Slippery Rock University hosts Special Olympics Sectionals
SLIPPERY ROCK — Slippery Rock University welcomed more than 500 special athletes on Sunday morning, Sept. 24, for the Pennsylvania Special Olympics Western Fall Sectionals.
Athletes from counties across Western Pennsylvania, from as young as 8 to as old as 88, competed in six sports. The top competitors in each sport had the chance to advance to the Fall Festival at Philadelphia’s Villanova University in November.
The Western Fall Sectionals brought in teams from the Pennsylvania Special Olympics’ Three Rivers region — which includes Butler County — as well as the Northwest region.

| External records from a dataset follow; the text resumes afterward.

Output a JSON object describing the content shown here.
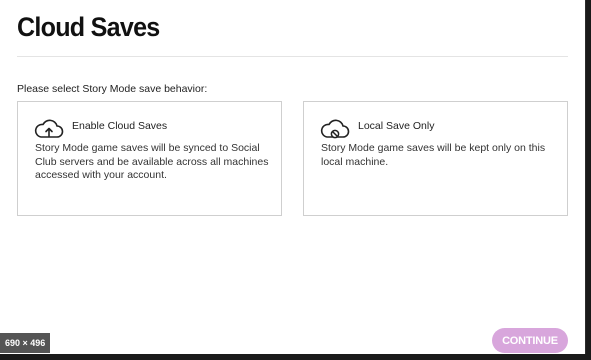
{
  "header": {
    "title": "Cloud Saves"
  },
  "prompt": "Please select Story Mode save behavior:",
  "options": [
    {
      "title": "Enable Cloud Saves",
      "description": "Story Mode game saves will be synced to Social Club servers and be available across all machines accessed with your account.",
      "icon": "cloud-upload-icon"
    },
    {
      "title": "Local Save Only",
      "description": "Story Mode game saves will be kept only on this local machine.",
      "icon": "cloud-disabled-icon"
    }
  ],
  "footer": {
    "continue_label": "CONTINUE"
  },
  "overlay": {
    "image_size": "690 × 496"
  },
  "colors": {
    "accent": "#d8a6dc",
    "text": "#222222",
    "border": "#cfcfcf"
  }
}
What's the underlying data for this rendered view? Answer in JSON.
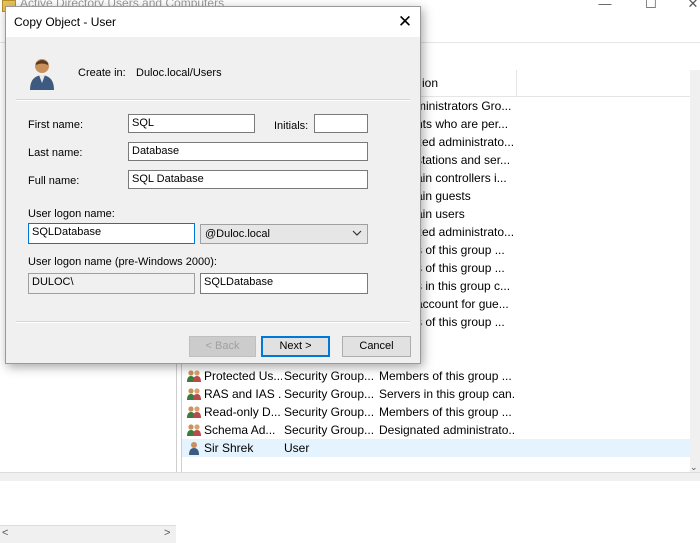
{
  "background_window": {
    "title": "Active Directory Users and Computers",
    "list": {
      "description_header": "ion",
      "partial_descriptions": [
        "ministrators Gro...",
        "nts who are per...",
        "zed administrato...",
        "stations and ser...",
        "ain controllers i...",
        "ain guests",
        "ain users",
        "zed administrato...",
        "s of this group ...",
        "s of this group ...",
        "s in this group c...",
        "account for gue...",
        "s of this group ..."
      ],
      "rows": [
        {
          "name": "Protected Us...",
          "type": "Security Group...",
          "description": "Members of this group ...",
          "icon": "group-icon"
        },
        {
          "name": "RAS and IAS ...",
          "type": "Security Group...",
          "description": "Servers in this group can...",
          "icon": "group-icon"
        },
        {
          "name": "Read-only D...",
          "type": "Security Group...",
          "description": "Members of this group ...",
          "icon": "group-icon"
        },
        {
          "name": "Schema Ad...",
          "type": "Security Group...",
          "description": "Designated administrato...",
          "icon": "group-icon"
        },
        {
          "name": "Sir Shrek",
          "type": "User",
          "description": "",
          "icon": "user-icon",
          "selected": true
        }
      ]
    }
  },
  "dialog": {
    "title": "Copy Object - User",
    "create_in_label": "Create in:",
    "create_in_value": "Duloc.local/Users",
    "first_name_label": "First name:",
    "first_name_value": "SQL",
    "initials_label": "Initials:",
    "initials_value": "",
    "last_name_label": "Last name:",
    "last_name_value": "Database",
    "full_name_label": "Full name:",
    "full_name_value": "SQL Database",
    "logon_name_label": "User logon name:",
    "logon_name_value": "SQLDatabase",
    "domain_value": "@Duloc.local",
    "pre2000_label": "User logon name (pre-Windows 2000):",
    "pre2000_domain_value": "DULOC\\",
    "pre2000_name_value": "SQLDatabase",
    "back_label": "< Back",
    "next_label": "Next >",
    "cancel_label": "Cancel"
  },
  "colors": {
    "accent": "#0078d7",
    "dialog_bg": "#f0f0f0",
    "selected_row": "#e5f3ff"
  }
}
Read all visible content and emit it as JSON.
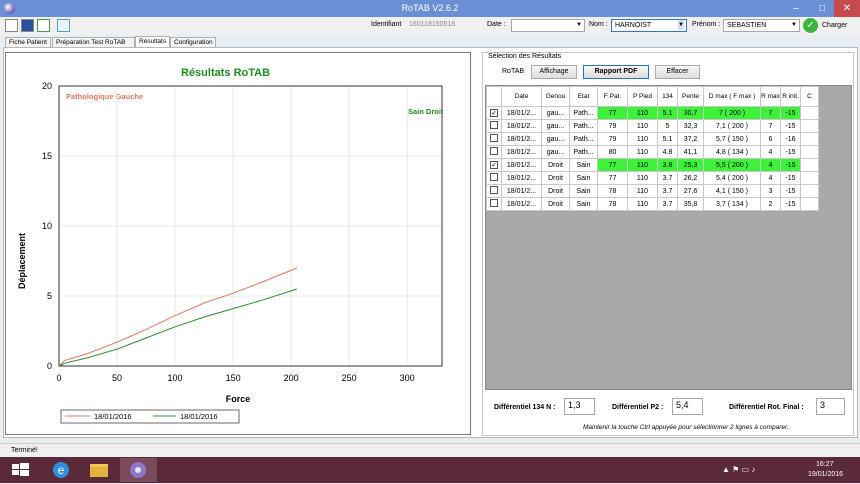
{
  "window": {
    "title": "RoTAB V2.6.2",
    "min": "–",
    "max": "□",
    "close": "✕"
  },
  "toolbar": {
    "identifiant_label": "Identifiant",
    "identifiant_value": "160118150518",
    "date_label": "Date :",
    "date_value": "",
    "nom_label": "Nom :",
    "nom_value": "HARNOIST",
    "prenom_label": "Prénom :",
    "prenom_value": "SEBASTIEN",
    "charger_label": "Charger"
  },
  "tabs": [
    "Fiche Patient",
    "Préparation Test RoTAB",
    "Résultats",
    "Configuration"
  ],
  "chart_data": {
    "type": "line",
    "title": "Résultats RoTAB",
    "xlabel": "Force",
    "ylabel": "Déplacement",
    "xlim": [
      0,
      330
    ],
    "ylim": [
      0,
      20
    ],
    "xticks": [
      0,
      50,
      100,
      150,
      200,
      250,
      300
    ],
    "yticks": [
      0,
      5,
      10,
      15,
      20
    ],
    "annotations": [
      "Pathologique Gauche",
      "Sain Droit"
    ],
    "series": [
      {
        "name": "18/01/2016",
        "color": "#e07860",
        "x": [
          0,
          5,
          25,
          50,
          75,
          100,
          125,
          150,
          175,
          205
        ],
        "y": [
          0,
          0.4,
          0.9,
          1.7,
          2.6,
          3.6,
          4.5,
          5.2,
          6.0,
          7.0
        ]
      },
      {
        "name": "18/01/2016",
        "color": "#2e8b2e",
        "x": [
          0,
          5,
          25,
          50,
          75,
          100,
          125,
          150,
          175,
          205
        ],
        "y": [
          0,
          0.2,
          0.6,
          1.2,
          2.0,
          2.8,
          3.5,
          4.1,
          4.7,
          5.5
        ]
      }
    ]
  },
  "results": {
    "section_title": "Sélection des Résultats",
    "rotab_tab": "RoTAB",
    "affichage_btn": "Affichage",
    "rapport_btn": "Rapport PDF",
    "effacer_btn": "Effacer",
    "headers": [
      "Date",
      "Genou",
      "Etat",
      "F Pat.",
      "P Pied",
      "134",
      "Pente",
      "D max ( F max )",
      "R max",
      "R init.",
      "C"
    ],
    "rows": [
      {
        "checked": true,
        "date": "18/01/2...",
        "genou": "gau...",
        "etat": "Path...",
        "fpat": "77",
        "ppied": "110",
        "c134": "5.1",
        "pente": "30,7",
        "dmax": "7 ( 200 )",
        "rmax": "7",
        "rinit": "-15",
        "c": ""
      },
      {
        "checked": false,
        "date": "18/01/2...",
        "genou": "gau...",
        "etat": "Path...",
        "fpat": "79",
        "ppied": "110",
        "c134": "5",
        "pente": "32,3",
        "dmax": "7,1 ( 200 )",
        "rmax": "7",
        "rinit": "-15",
        "c": ""
      },
      {
        "checked": false,
        "date": "18/01/2...",
        "genou": "gau...",
        "etat": "Path...",
        "fpat": "79",
        "ppied": "110",
        "c134": "5.1",
        "pente": "37,2",
        "dmax": "5,7 ( 150 )",
        "rmax": "6",
        "rinit": "-16",
        "c": ""
      },
      {
        "checked": false,
        "date": "18/01/2...",
        "genou": "gau...",
        "etat": "Path...",
        "fpat": "80",
        "ppied": "110",
        "c134": "4.8",
        "pente": "41,1",
        "dmax": "4,8 ( 134 )",
        "rmax": "4",
        "rinit": "-15",
        "c": ""
      },
      {
        "checked": true,
        "date": "18/01/2...",
        "genou": "Droit",
        "etat": "Sain",
        "fpat": "77",
        "ppied": "110",
        "c134": "3.8",
        "pente": "25,3",
        "dmax": "5,5 ( 200 )",
        "rmax": "4",
        "rinit": "-15",
        "c": ""
      },
      {
        "checked": false,
        "date": "18/01/2...",
        "genou": "Droit",
        "etat": "Sain",
        "fpat": "77",
        "ppied": "110",
        "c134": "3.7",
        "pente": "26,2",
        "dmax": "5,4 ( 200 )",
        "rmax": "4",
        "rinit": "-15",
        "c": ""
      },
      {
        "checked": false,
        "date": "18/01/2...",
        "genou": "Droit",
        "etat": "Sain",
        "fpat": "78",
        "ppied": "110",
        "c134": "3.7",
        "pente": "27,6",
        "dmax": "4,1 ( 150 )",
        "rmax": "3",
        "rinit": "-15",
        "c": ""
      },
      {
        "checked": false,
        "date": "18/01/2...",
        "genou": "Droit",
        "etat": "Sain",
        "fpat": "78",
        "ppied": "110",
        "c134": "3.7",
        "pente": "35,8",
        "dmax": "3,7 ( 134 )",
        "rmax": "2",
        "rinit": "-15",
        "c": ""
      }
    ],
    "diff134_label": "Différentiel 134 N :",
    "diff134_value": "1,3",
    "diffp2_label": "Différentiel P2 :",
    "diffp2_value": "5,4",
    "diffrot_label": "Différentiel Rot. Final :",
    "diffrot_value": "3",
    "hint": "Maintenir la touche Ctrl appuyée pour sélectionner 2 lignes à comparer."
  },
  "status": "Terminé!",
  "taskbar": {
    "time": "16:27",
    "date": "19/01/2016"
  },
  "colors": {
    "titlebar": "#6a8fd6",
    "selected_row": "#3ef23a",
    "taskbar": "#5b2a3a"
  }
}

This accounts for 17 counties in Western Pennsylvania.
“For the Special Olympics, athletes can be as young as 8 years old and as old as 88,” said Stephanie Taylor, Unified Champion Schools manager for the Three Rivers region. “We like to say ‘8 to 88’, but really, as long as you're over 8 years old, you can compete.”
After the opening ceremony at Morrow Field House, the games truly began, as athletes competed in six sports: bocce, long-distance running/walking, flag football, soccer, powerlifting, and volleyball.
Bocce which was contested inside the Morrow Field House, mainly featured teams of two players, each with intellectual disabilities. However, there was a section for “unified bocce”, in which a player with intellectual disabilities is paired with a player without any.
Tim Spence, 51, is a longtime Pennsylvania Special Olympian who has even served as the Global Messenger for Butler County’s Special Olympics program. On Sunday, he was part of Butler County’s bocce team.
“I’ve been in the Special Olympics a long time ... since back in the early 70s,” Spence said. “I first got into it because it seemed fun.”
Slippery Rock University has hosted Special Olympics events for more than a quarter of a century. This year, than 250 volunteers helped out in whatever way they could — most of them students from the university itself, with others coming from elsewhere in the community.
Jack Butler, who served as coach of the Westmoreland County powerlifters, has been involved with the Special Olympics for about five years. Butler first got involved through both his passion for powerlifting and his work with the non-profit Achieva.
Butler says that some of the powerlifters he’s coached have gone on to success in competitive events.
“I was asked by a leader in Westmoreland County to coach a few athletes about five years ago,” Butler said. “I started coaching the athletes, and just can't put it down. It's just been a great experience, great collaboration, great people here at Slippery Rock, lots of competition, and just a great event altogether.”